SOURCE RECORDS below:

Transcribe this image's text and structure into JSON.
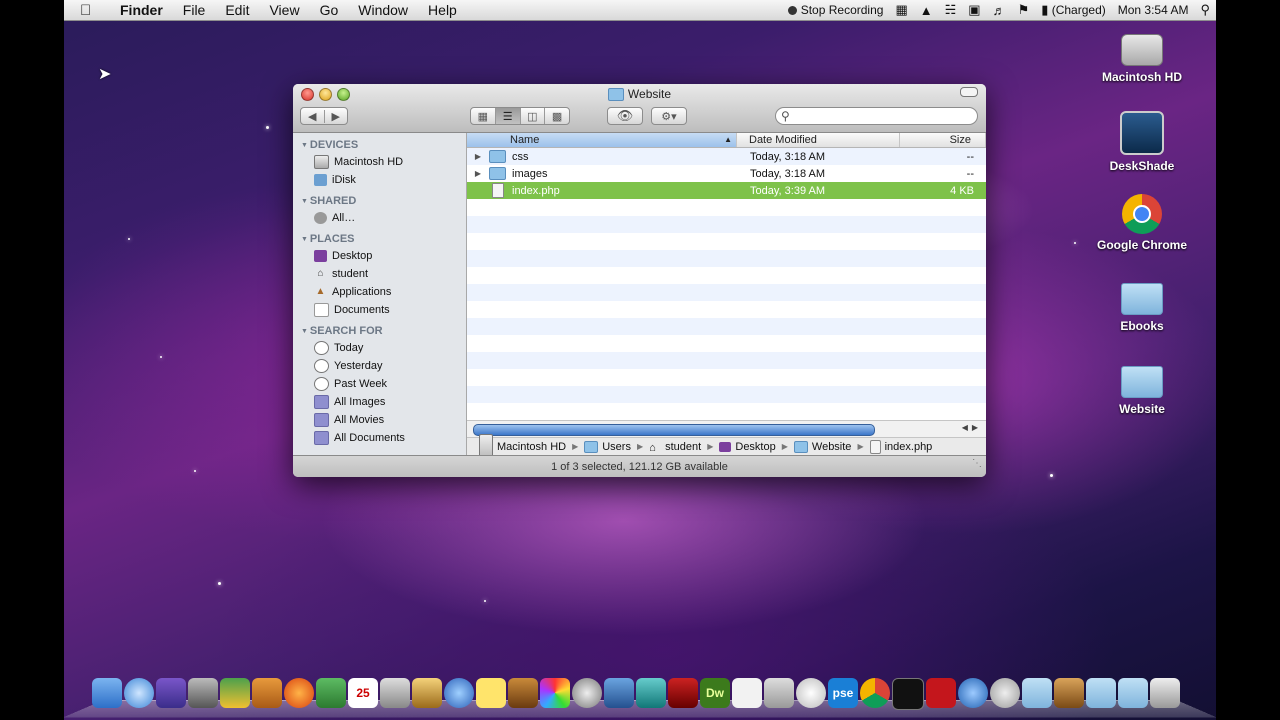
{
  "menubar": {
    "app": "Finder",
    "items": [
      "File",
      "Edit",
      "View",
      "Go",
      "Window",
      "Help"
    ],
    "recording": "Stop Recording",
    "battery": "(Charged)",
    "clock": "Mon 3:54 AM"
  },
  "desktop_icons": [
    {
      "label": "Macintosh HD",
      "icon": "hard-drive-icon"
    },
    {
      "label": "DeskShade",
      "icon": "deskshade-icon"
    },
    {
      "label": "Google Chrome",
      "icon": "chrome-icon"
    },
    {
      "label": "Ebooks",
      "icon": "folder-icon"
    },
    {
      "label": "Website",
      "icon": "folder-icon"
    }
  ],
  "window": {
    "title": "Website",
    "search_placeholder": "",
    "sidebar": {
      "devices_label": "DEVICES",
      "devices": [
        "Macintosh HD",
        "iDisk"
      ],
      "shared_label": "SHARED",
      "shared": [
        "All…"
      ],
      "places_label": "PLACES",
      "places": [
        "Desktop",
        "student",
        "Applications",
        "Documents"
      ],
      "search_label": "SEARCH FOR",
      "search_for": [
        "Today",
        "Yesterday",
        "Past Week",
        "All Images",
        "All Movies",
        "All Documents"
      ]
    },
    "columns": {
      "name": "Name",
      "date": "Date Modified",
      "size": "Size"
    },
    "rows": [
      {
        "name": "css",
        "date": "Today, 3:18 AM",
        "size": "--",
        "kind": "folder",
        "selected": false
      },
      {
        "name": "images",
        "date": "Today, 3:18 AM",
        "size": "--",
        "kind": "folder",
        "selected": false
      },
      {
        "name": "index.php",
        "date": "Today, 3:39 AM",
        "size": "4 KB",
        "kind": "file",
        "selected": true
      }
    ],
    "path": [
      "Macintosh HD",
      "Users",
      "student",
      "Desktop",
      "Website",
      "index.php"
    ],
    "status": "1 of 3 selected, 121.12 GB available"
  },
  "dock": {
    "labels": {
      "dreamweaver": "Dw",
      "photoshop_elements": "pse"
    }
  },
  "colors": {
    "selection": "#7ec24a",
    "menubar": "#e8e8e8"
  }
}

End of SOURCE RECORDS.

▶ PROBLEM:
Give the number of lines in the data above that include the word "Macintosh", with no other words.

▶ TASK SOLUTION:
3